The first two films are better than their reputations suggest; they just can't compete with Fellini's frenzied phantasmagorical Toby Dammit. An absolute tour de force of technical filmmaking anchored by a performance from Stamp that seems straight out of the silent cinema. Decadence, both thematic & stylistic, assault the senses as the character's burnt-out fatalism collides with a vision of supernatural retribution.
visto due anni fa, e a distanza di due anni, ricordo perfettamente i feels dati da federico fellini nel terzo capitolo di spirits of the dead. B.B con Delon una dea. Il primo di Vadim è quello che mi ha colpito meno come storia, ma visivamente quel gotico alla francese ci sta tutto.
2-3. Since so much has already been said about Toby Dammit, I'll instead say that, at least on paper, I think the Vadim short had more intrigue than William Wilson.
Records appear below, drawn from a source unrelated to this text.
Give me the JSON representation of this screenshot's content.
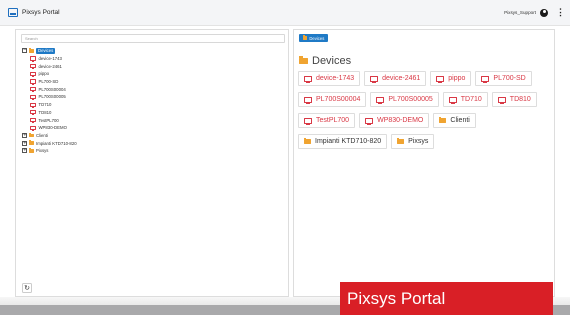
{
  "app": {
    "title": "Pixsys Portal",
    "user": "Pixsys_Support"
  },
  "icons": {
    "logo": "monitor-logo-icon",
    "user": "user-circle-icon",
    "menu": "more-vertical-icon",
    "refresh": "refresh-icon",
    "device": "monitor-icon",
    "folder": "folder-icon"
  },
  "colors": {
    "accent": "#1f7ac6",
    "device": "#d93845",
    "folder": "#f0a431",
    "banner": "#d91f26"
  },
  "left": {
    "search_placeholder": "Search",
    "tree": {
      "root": {
        "label": "Devices",
        "expander": "−"
      },
      "devices": [
        "device-1743",
        "device-2461",
        "pippo",
        "PL700-SD",
        "PL700S00004",
        "PL700S00005",
        "TD710",
        "TD810",
        "TestPL700",
        "WP830-DEMO"
      ],
      "folders": [
        {
          "label": "Clienti",
          "expander": "+"
        },
        {
          "label": "Impianti KTD710-820",
          "expander": "+"
        },
        {
          "label": "Pixsys",
          "expander": "+"
        }
      ]
    },
    "refresh_glyph": "↻"
  },
  "right": {
    "breadcrumb": "Devices",
    "heading": "Devices",
    "cards": [
      {
        "label": "device-1743",
        "kind": "device"
      },
      {
        "label": "device-2461",
        "kind": "device"
      },
      {
        "label": "pippo",
        "kind": "device"
      },
      {
        "label": "PL700-SD",
        "kind": "device"
      },
      {
        "label": "PL700S00004",
        "kind": "device"
      },
      {
        "label": "PL700S00005",
        "kind": "device"
      },
      {
        "label": "TD710",
        "kind": "device"
      },
      {
        "label": "TD810",
        "kind": "device"
      },
      {
        "label": "TestPL700",
        "kind": "device"
      },
      {
        "label": "WP830-DEMO",
        "kind": "device"
      },
      {
        "label": "Clienti",
        "kind": "folder"
      },
      {
        "label": "Impianti KTD710-820",
        "kind": "folder"
      },
      {
        "label": "Pixsys",
        "kind": "folder"
      }
    ]
  },
  "banner": {
    "text": "Pixsys Portal"
  }
}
As far as being visually scary, I don't think the Vadim or Malle shorts work as well as Toby Dammit, but the Vadim short is a much better demonstration of Poe's command over metaphor, while Wilson inverts the evil doppelganger idea and little else.
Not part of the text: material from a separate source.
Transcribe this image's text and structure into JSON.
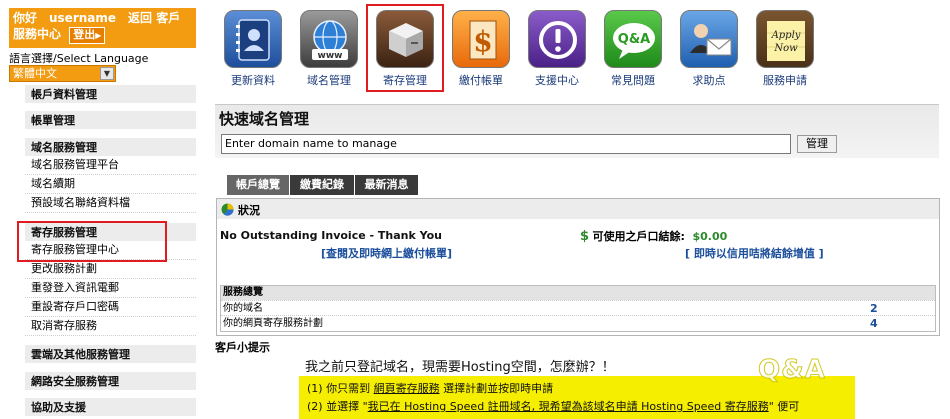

Fellini's segment is such a visual feast, that the other two suffer from just being included in the same company. Seriously, it's the most colorful, atmospheric and powerful short films I've ever seen, and Stamp is perfectly creepy and sad in the title role. Malle's segment benefits from Delon's performance, and the story is quite good as well. Sadly, Vadim's is a throwaway. Tries to be decadent, but ends up dull.